Planting & Direction:

Plants want to face the sun, pretty much as early in the day as they see it appear. I’m telling you this because the direction they choose to face, may not be the direction that you were hoping they would face.

One summer, I planted a beautiful row of tall sunflowers along our fence. I though they would look awesome right next to our house, facing the road. We lived right in the village then, next door to the busy post office and in a speed zone, so that everyone had to drive slowly by our house. My sunflowers had their backs to the entire neighborhood all season and I never saw it coming. Oops.

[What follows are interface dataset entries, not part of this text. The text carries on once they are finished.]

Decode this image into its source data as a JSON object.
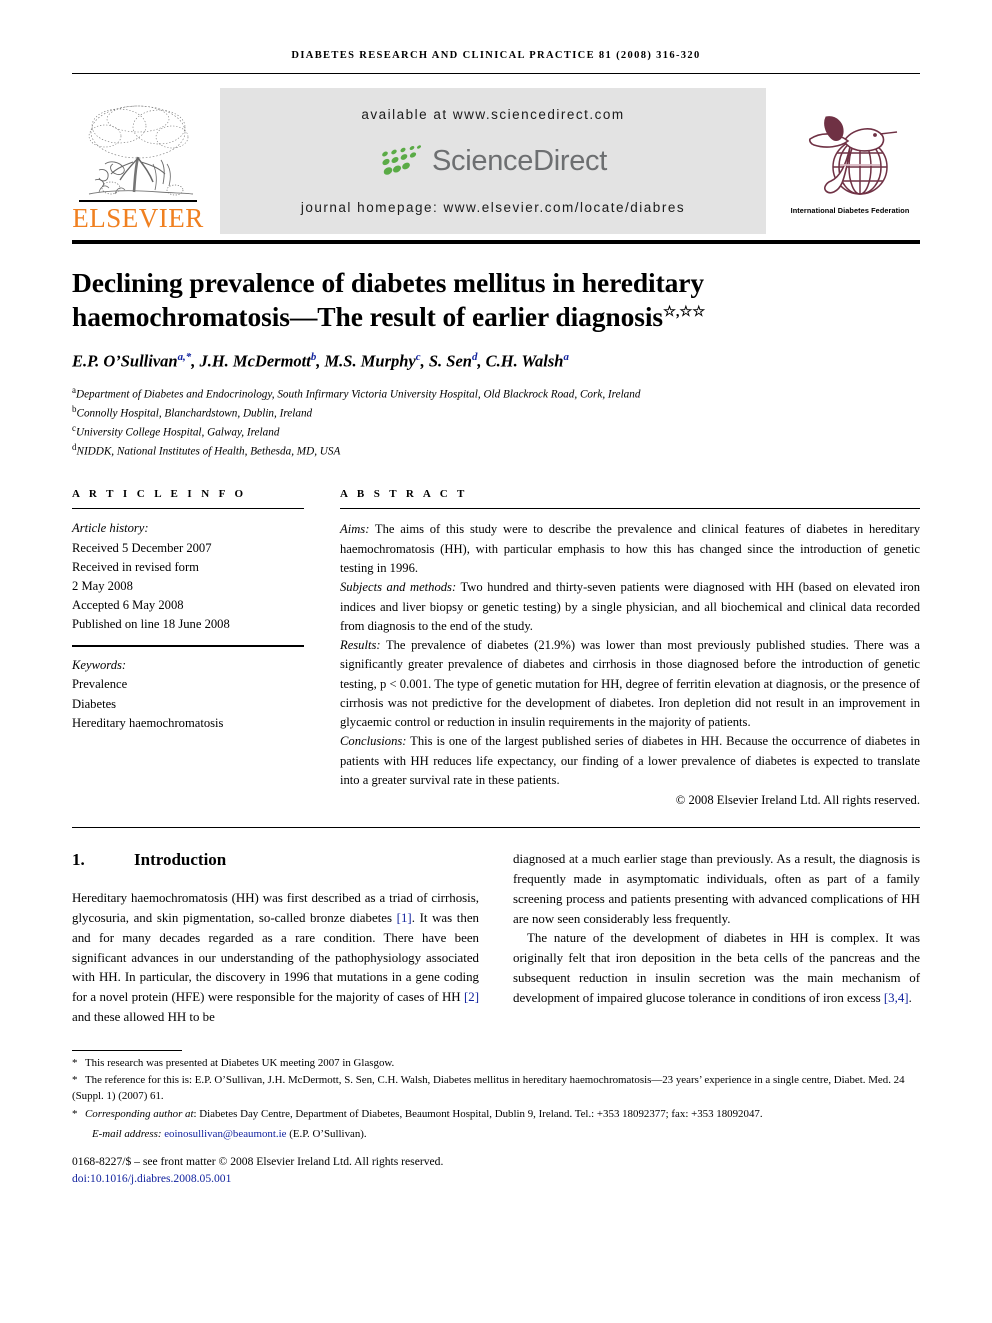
{
  "running_head": "DIABETES RESEARCH AND CLINICAL PRACTICE 81 (2008) 316-320",
  "masthead": {
    "publisher_name": "ELSEVIER",
    "publisher_color": "#F08020",
    "available_at": "available at www.sciencedirect.com",
    "sciencedirect_wordmark": "ScienceDirect",
    "sciencedirect_text_color": "#6d6f71",
    "sciencedirect_leaf_color": "#5aab46",
    "journal_homepage": "journal homepage: www.elsevier.com/locate/diabres",
    "banner_bg": "#e3e3e3",
    "idf_caption": "International Diabetes Federation",
    "idf_color": "#6f3144"
  },
  "article": {
    "title_line1": "Declining prevalence of diabetes mellitus in hereditary",
    "title_line2": "haemochromatosis—The result of earlier diagnosis",
    "title_footnote_marks": "☆,☆☆",
    "authors": [
      {
        "name": "E.P. O’Sullivan",
        "sup": "a,*"
      },
      {
        "name": "J.H. McDermott",
        "sup": "b"
      },
      {
        "name": "M.S. Murphy",
        "sup": "c"
      },
      {
        "name": "S. Sen",
        "sup": "d"
      },
      {
        "name": "C.H. Walsh",
        "sup": "a"
      }
    ],
    "affiliations": [
      {
        "label": "a",
        "text": "Department of Diabetes and Endocrinology, South Infirmary Victoria University Hospital, Old Blackrock Road, Cork, Ireland"
      },
      {
        "label": "b",
        "text": "Connolly Hospital, Blanchardstown, Dublin, Ireland"
      },
      {
        "label": "c",
        "text": "University College Hospital, Galway, Ireland"
      },
      {
        "label": "d",
        "text": "NIDDK, National Institutes of Health, Bethesda, MD, USA"
      }
    ]
  },
  "article_info": {
    "heading": "A R T I C L E    I N F O",
    "history_label": "Article history:",
    "history": [
      "Received 5 December 2007",
      "Received in revised form",
      "2 May 2008",
      "Accepted 6 May 2008",
      "Published on line 18 June 2008"
    ],
    "keywords_label": "Keywords:",
    "keywords": [
      "Prevalence",
      "Diabetes",
      "Hereditary haemochromatosis"
    ]
  },
  "abstract": {
    "heading": "A B S T R A C T",
    "sections": [
      {
        "lead": "Aims:",
        "text": " The aims of this study were to describe the prevalence and clinical features of diabetes in hereditary haemochromatosis (HH), with particular emphasis to how this has changed since the introduction of genetic testing in 1996."
      },
      {
        "lead": "Subjects and methods:",
        "text": " Two hundred and thirty-seven patients were diagnosed with HH (based on elevated iron indices and liver biopsy or genetic testing) by a single physician, and all biochemical and clinical data recorded from diagnosis to the end of the study."
      },
      {
        "lead": "Results:",
        "text": " The prevalence of diabetes (21.9%) was lower than most previously published studies. There was a significantly greater prevalence of diabetes and cirrhosis in those diagnosed before the introduction of genetic testing, p < 0.001. The type of genetic mutation for HH, degree of ferritin elevation at diagnosis, or the presence of cirrhosis was not predictive for the development of diabetes. Iron depletion did not result in an improvement in glycaemic control or reduction in insulin requirements in the majority of patients."
      },
      {
        "lead": "Conclusions:",
        "text": " This is one of the largest published series of diabetes in HH. Because the occurrence of diabetes in patients with HH reduces life expectancy, our finding of a lower prevalence of diabetes is expected to translate into a greater survival rate in these patients."
      }
    ],
    "copyright": "© 2008 Elsevier Ireland Ltd. All rights reserved."
  },
  "body": {
    "section_number": "1.",
    "section_title": "Introduction",
    "left_paragraph_parts": {
      "p1a": "Hereditary haemochromatosis (HH) was first described as a triad of cirrhosis, glycosuria, and skin pigmentation, so-called bronze diabetes ",
      "cite1": "[1]",
      "p1b": ". It was then and for many decades regarded as a rare condition. There have been significant advances in our understanding of the pathophysiology associated with HH. In particular, the discovery in 1996 that mutations in a gene coding for a novel protein (HFE) were responsible for the majority of cases of HH ",
      "cite2": "[2]",
      "p1c": " and these allowed HH to be"
    },
    "right_paragraph_1": "diagnosed at a much earlier stage than previously. As a result, the diagnosis is frequently made in asymptomatic individuals, often as part of a family screening process and patients presenting with advanced complications of HH are now seen considerably less frequently.",
    "right_paragraph_2_parts": {
      "p2a": "The nature of the development of diabetes in HH is complex. It was originally felt that iron deposition in the beta cells of the pancreas and the subsequent reduction in insulin secretion was the main mechanism of development of impaired glucose tolerance in conditions of iron excess ",
      "cite34": "[3,4]",
      "p2b": "."
    }
  },
  "footnotes": {
    "note1": "This research was presented at Diabetes UK meeting 2007 in Glasgow.",
    "note2": "The reference for this is: E.P. O’Sullivan, J.H. McDermott, S. Sen, C.H. Walsh, Diabetes mellitus in hereditary haemochromatosis—23 years’ experience in a single centre, Diabet. Med. 24 (Suppl. 1) (2007) 61.",
    "note3_lead": "Corresponding author at",
    "note3": ": Diabetes Day Centre, Department of Diabetes, Beaumont Hospital, Dublin 9, Ireland. Tel.: +353 18092377; fax: +353 18092047.",
    "email_label": "E-mail address:",
    "email": "eoinosullivan@beaumont.ie",
    "email_owner": "(E.P. O’Sullivan)."
  },
  "imprint": {
    "issn_line": "0168-8227/$ – see front matter © 2008 Elsevier Ireland Ltd. All rights reserved.",
    "doi": "doi:10.1016/j.diabres.2008.05.001"
  }
}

Good Seeds for Planting with Kids:

Getting the whole family involved is a great idea, and lots of kids love gardening (especially watering, I’ve noticed). There are a few seeds that are great for kids to work with, because they’re easy to hold, easy to plant, and interesting to look at. They are:

Sugar Snap Peas
Chard/Silverbeet
Pumpkin
Sunflowers
Nasturtium
Radishes
Cranberry Beans, Solider Beans, Jacob’s Cattle Beans


Backyard Brainstorm: Help – Best Advice for Storing Seeds

In this weeks’ Backyard Brainstorm, listener Caroline is wondering about the best way to save her seeds so that she can plant them later. In her hot, desert climate, Caroline’s greens need to be planted in the cooler fall months instead of in the summertime. Help Caroline figure out how to store her seeds by typing your advice into the comments section below. You could win one of Liz’s Heirloom Seed Collections, available on Amazon.

Thanks for reading my blog. We wish you much success in Growing Better Greens!

Jenny